causation, studies performed on rats have shown definite links between AFC’s and
increased anxiety and depression in rats.

The best study to illustrate the effect of AFC’s on children was SO & SO, 1994. They
used parental reports of behavior changes throughout a well designed study.
Parental reports seem to be more reliable than lab assistant, clinician or teacher
reports since effects of the AFC’s could range from immediate to a few days later.
Parents also seemed to be more in tune with their child’s behaviors and
idiosyncrasies. Most of the children showed significant deterioration of behavioral
control after eating the AFC’s or other dietary irritant along with improved behavior
upon withdrawal of the irritant. The amounts of the AFC’s used in the study were far
below the dose children would receive eating a regular day of typical western food.

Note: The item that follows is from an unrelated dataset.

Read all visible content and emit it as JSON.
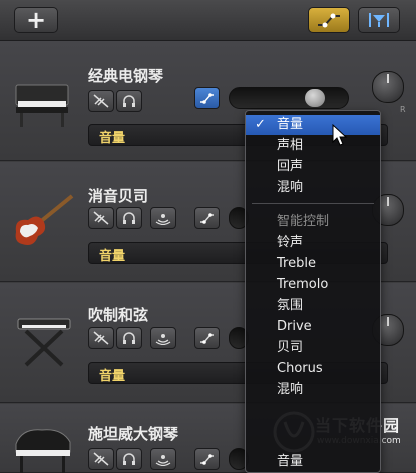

The rats were given moderate and high doses of Yellow No. 5 throughout the study
performed by SO & SO, year. The rats exhibited progressively worse behavior
(higher anxiety and greater depression) with increasing doses of the irritant. Now
I’m not so sure I want to be eating these myself.

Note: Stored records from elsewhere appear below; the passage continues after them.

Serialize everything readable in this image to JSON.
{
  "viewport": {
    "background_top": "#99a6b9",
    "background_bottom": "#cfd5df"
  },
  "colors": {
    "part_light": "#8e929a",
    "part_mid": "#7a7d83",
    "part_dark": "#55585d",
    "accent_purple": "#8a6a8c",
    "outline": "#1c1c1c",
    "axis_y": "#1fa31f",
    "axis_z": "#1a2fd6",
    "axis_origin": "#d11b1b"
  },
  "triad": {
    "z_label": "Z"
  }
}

A friend of mine had been having trouble with her daughter behavior wise and had
enlisted the help of a therapist. When the therapist became stumped as to the girl’s
issues the parents began looking at every aspect of their lives. They ate healthfully,
exercised, spent time together as a family and followed the therapists advice. They,
too, were stumped.

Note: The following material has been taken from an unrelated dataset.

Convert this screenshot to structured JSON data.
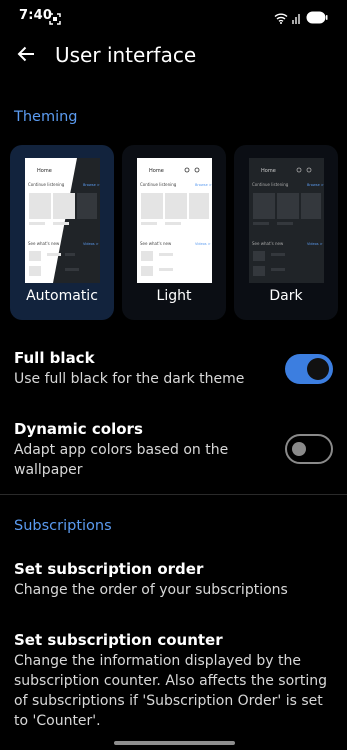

They had had a few days of relative calm with regard to their daughter’s moods
when they attended a birthday party. There was plenty of cake with pink frosting as
well as the other accompaniments of a child’s party. The child who had been able to
control her moods and behavior suddenly turned into a tiny tornado of emotions and
out bursts. The only thing that had been different was the cake and candy. Could it
be the food dyes? Maybe the sugar? The family cut out the food dyes since they had
already eliminated most added sugars.

The results for this family were astounding. Their daughter no longer has major
outbursts, is no longer moody and the therapist has even noted an improvement in
her ability to adapt to therapies. This change occurred from August to November of
one year. Four months. New young lady, new family.

Many of the children involved in these anecdotal incidences and the reviewed
studies have already been diagnosed with mood disorders of some type, but the
rats had not. I am starting to wonder if there is a family medical history of mood
disorders (anxiety, depression, ADD, ADHD), could AFC’s affect these children, too?
Is it just developing children? What about adults?

Most of us would readily admit we would not ingest petroleum products, right? But,
if you really investigate the items in your cupboard, unless you are already very
conscientious, you will most items have petroleum products listed. Again, my black
licorice had Blue and Yellow AFC’s. We already use mostly all natural product or
cook and bake from scratch at our house, but I am probably going to look into
removing all AFC’s from our diet as well. If you are interested in this kind of a
change, feel free to email me or check out my blog post about organic and natural
candies for this Christmas.

Bottom line for us? A “reasonable certainty of no harm,” might not be good enough
for my family when it comes to artificial products (minus maybe some Tylenol here
and there). Thanks for reading. I encourage you to leave comments regarding your
experience or questions!

References:

Schab DW, Trink NT. Do Artificial Food Colors Promote Hyperactivity in Children with Hyperactive Syndromes? A Meta-Analysis of Double-Blind Placebo-Controlled Trials. Developmental and Behavioral Pediatrics. 2004:25(6):423-434.

El-lethey HS, Kamel MM. The Potential Health Hazard of Tartrazine and Levels of Hyperactivity, Anxiety-Like Symptoms, Depression and Anti-social behavior in Rats. Journal of American Science. 2011;7(6):1211-1218.

Boris B, Mandel FS. Foods and Additives are common causes of the attention deficit hyperactive disorder in children. Annals of Allergy. 1994;73:462-467.

U.S. Food and Drug Administration.”Color Additives.” http://www.fda.gov/ForIndustry/ColorAdditives/default.htm. Silver Spring, MD. Updated November 5, 2013. Accessed 9 NOV 2013.